Fridays are often food days at EWL, as teacher Elizabeth is an avid forager of wild edibles, a registered dietitian, and a cooking enthusiast. Her students are following in her footsteps. Here's a sampling of what's been on the menu the past few weeks:

Pulling Autumn Olive fruits from their branches in preparation to make fruit leather

Silas, Tess, and Kunsang worked as a team to process the fruit
 

Now they just needed a day of sun to turn the pulp into fruit leather
 

We discovered an edible Chicken of the Woods on our travels and decided to cook it up. It's safe to eat these when they grow on hardwoods. Specimens taken from a conifer can make some people sick.

Building the fire to cook the mushroom


 

"Don't try this at home," say Kunsang and Silas, as they practice their fast, fine chopping skills. "Because we're professional chefs!"
 

Tastes just like chicken! Really!

Enjoying the fruits of our labor: two weeks before we prepared fermented pickles with spaghetti squash from the Three Sisters Garden, foraged ramp bulbs, Queen Anne's Lace seeds, and garlic mustard seeds. Yum!

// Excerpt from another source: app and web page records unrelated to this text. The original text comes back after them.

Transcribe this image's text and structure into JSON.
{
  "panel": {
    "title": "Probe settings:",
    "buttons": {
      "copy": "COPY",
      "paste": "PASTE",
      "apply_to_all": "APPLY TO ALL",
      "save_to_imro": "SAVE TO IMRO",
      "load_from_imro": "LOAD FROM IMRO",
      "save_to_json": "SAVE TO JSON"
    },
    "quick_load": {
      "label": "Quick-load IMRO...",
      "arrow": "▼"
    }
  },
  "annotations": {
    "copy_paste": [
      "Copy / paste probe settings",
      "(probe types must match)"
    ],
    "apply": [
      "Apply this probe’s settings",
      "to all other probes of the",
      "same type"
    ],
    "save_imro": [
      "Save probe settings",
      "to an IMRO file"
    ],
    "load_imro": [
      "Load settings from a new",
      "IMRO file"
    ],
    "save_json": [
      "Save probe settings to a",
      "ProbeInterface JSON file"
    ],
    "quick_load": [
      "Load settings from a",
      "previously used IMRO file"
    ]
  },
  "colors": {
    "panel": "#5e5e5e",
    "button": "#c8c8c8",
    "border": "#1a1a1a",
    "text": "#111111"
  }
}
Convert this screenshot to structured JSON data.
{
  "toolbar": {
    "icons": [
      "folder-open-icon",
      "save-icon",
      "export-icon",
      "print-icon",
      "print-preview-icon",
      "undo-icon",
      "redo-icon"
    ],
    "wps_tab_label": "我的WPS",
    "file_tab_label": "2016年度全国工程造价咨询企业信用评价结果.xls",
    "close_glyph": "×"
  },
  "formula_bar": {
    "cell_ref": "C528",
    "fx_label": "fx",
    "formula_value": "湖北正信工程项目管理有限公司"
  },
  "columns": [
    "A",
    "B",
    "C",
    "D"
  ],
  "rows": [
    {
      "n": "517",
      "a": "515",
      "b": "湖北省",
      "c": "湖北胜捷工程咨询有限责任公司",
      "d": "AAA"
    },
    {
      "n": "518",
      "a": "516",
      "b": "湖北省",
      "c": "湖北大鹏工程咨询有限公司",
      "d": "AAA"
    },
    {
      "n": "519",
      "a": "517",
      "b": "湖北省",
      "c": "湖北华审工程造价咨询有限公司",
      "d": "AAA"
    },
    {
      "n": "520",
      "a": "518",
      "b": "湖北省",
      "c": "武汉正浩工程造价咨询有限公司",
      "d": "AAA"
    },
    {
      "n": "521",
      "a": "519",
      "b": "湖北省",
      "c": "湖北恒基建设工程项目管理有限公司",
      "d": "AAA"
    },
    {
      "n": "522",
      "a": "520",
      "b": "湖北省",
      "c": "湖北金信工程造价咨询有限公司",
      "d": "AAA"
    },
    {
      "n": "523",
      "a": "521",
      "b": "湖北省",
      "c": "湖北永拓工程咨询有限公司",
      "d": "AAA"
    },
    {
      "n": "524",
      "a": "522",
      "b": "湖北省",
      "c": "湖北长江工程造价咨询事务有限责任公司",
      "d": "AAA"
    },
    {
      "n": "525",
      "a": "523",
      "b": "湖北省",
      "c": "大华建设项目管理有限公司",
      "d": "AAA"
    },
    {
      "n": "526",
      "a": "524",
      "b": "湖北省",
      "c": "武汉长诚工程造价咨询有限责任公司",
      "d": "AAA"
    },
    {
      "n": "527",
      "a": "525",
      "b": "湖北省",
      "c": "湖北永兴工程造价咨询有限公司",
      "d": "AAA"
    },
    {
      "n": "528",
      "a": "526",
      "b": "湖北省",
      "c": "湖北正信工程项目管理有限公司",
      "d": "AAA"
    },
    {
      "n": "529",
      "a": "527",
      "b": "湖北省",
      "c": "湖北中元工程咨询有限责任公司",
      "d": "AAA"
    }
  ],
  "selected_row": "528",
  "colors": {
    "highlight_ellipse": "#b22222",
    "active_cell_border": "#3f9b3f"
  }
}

Preparing an uchiki curi squash from the Three Sisters Garden for sun drying on a string. The work went faster after the boys made up an uchiki curi chant.
 

At the sunny Three Sisters Garden spot we hung the uchiki kuri to dry along with two sunflower-seed heads.

 

Then we all got interested in foraging Autumn Olives again. The fruit from some trees is more sour than others, but as the weather cools dow, all the fruits get sweeter.

Diligence pays off!